### WORK ITEM
Below are records to be copied exactly; their pictures are to be omitted.

++++ MATERIAL SUPPLIED

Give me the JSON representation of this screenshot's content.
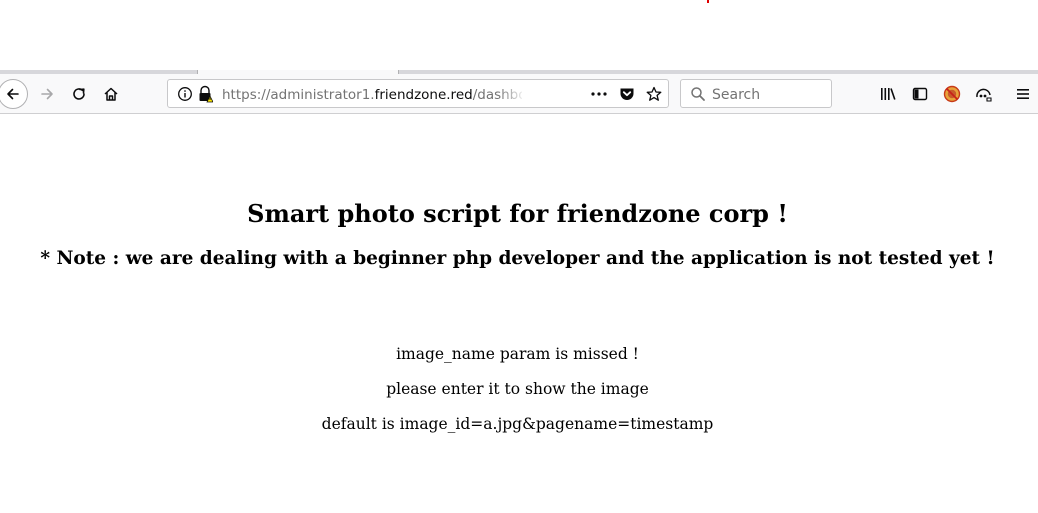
{
  "browser": {
    "url": {
      "prefix": "https://administrator1.",
      "domain": "friendzone.red",
      "path": "/dashboard.ph"
    },
    "search_placeholder": "Search",
    "icons": {
      "back": "back-arrow-icon",
      "forward": "forward-arrow-icon",
      "reload": "reload-icon",
      "home": "home-icon",
      "info": "info-icon",
      "lock": "insecure-lock-icon",
      "page_actions": "more-dots-icon",
      "pocket": "pocket-icon",
      "bookmark": "star-icon",
      "search": "search-icon",
      "library": "library-icon",
      "sidebar": "sidebar-icon",
      "addon": "addon-icon",
      "extension": "extension-icon",
      "menu": "hamburger-menu-icon"
    }
  },
  "page": {
    "title": "Smart photo script for friendzone corp !",
    "note": "* Note : we are dealing with a beginner php developer and the application is not tested yet !",
    "messages": [
      "image_name param is missed !",
      "please enter it to show the image",
      "default is image_id=a.jpg&pagename=timestamp"
    ]
  }
}
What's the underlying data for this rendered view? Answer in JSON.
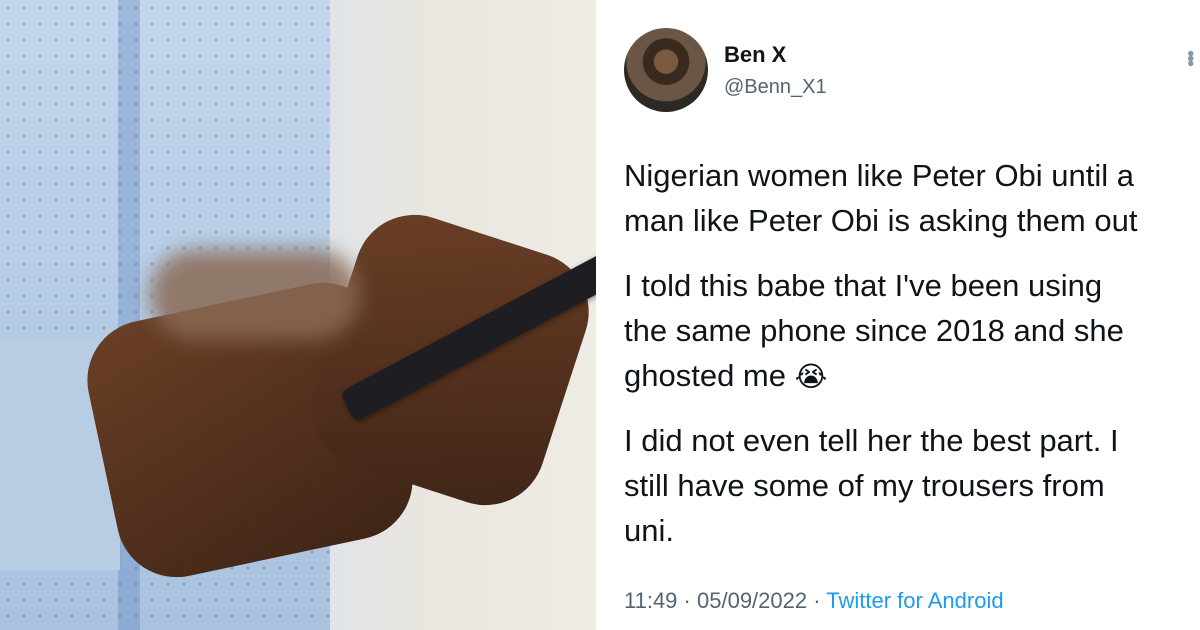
{
  "tweet": {
    "name": "Ben X",
    "handle": "@Benn_X1",
    "paragraphs": [
      [
        "Nigerian women like Peter Obi until a",
        "man like Peter Obi is asking them out"
      ],
      [
        "I told this babe that I've been using",
        "the same phone since 2018 and she",
        "ghosted me"
      ],
      [
        "I did not even tell her the best part. I",
        "still have some of my trousers from",
        "uni."
      ]
    ],
    "emoji": "😭",
    "time": "11:49",
    "separator": "·",
    "date": "05/09/2022",
    "source": "Twitter for Android"
  },
  "colors": {
    "text": "#0f1419",
    "secondary": "#536471",
    "link": "#1d9bf0"
  },
  "icons": {
    "more": "more-options-icon"
  }
}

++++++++

### OUTPUT OF THE TASK
Give me the JSON representation of this screenshot's content.
{
  "browser": {
    "url": {
      "prefix": "https://administrator1.",
      "domain": "friendzone.red",
      "path": "/dashboard.ph"
    },
    "search_placeholder": "Search",
    "icons": {
      "back": "back-arrow-icon",
      "forward": "forward-arrow-icon",
      "reload": "reload-icon",
      "home": "home-icon",
      "info": "info-icon",
      "lock": "insecure-lock-icon",
      "page_actions": "more-dots-icon",
      "pocket": "pocket-icon",
      "bookmark": "star-icon",
      "search": "search-icon",
      "library": "library-icon",
      "sidebar": "sidebar-icon",
      "addon": "addon-icon",
      "extension": "extension-icon",
      "menu": "hamburger-menu-icon"
    }
  },
  "page": {
    "title": "Smart photo script for friendzone corp !",
    "note": "* Note : we are dealing with a beginner php developer and the application is not tested yet !",
    "messages": [
      "image_name param is missed !",
      "please enter it to show the image",
      "default is image_id=a.jpg&pagename=timestamp"
    ]
  }
}
What's the underlying data for this rendered view? Answer in JSON.
{
  "tweet": {
    "name": "Ben X",
    "handle": "@Benn_X1",
    "paragraphs": [
      [
        "Nigerian women like Peter Obi until a",
        "man like Peter Obi is asking them out"
      ],
      [
        "I told this babe that I've been using",
        "the same phone since 2018 and she",
        "ghosted me"
      ],
      [
        "I did not even tell her the best part. I",
        "still have some of my trousers from",
        "uni."
      ]
    ],
    "emoji": "😭",
    "time": "11:49",
    "separator": "·",
    "date": "05/09/2022",
    "source": "Twitter for Android"
  },
  "colors": {
    "text": "#0f1419",
    "secondary": "#536471",
    "link": "#1d9bf0"
  },
  "icons": {
    "more": "more-options-icon"
  }
}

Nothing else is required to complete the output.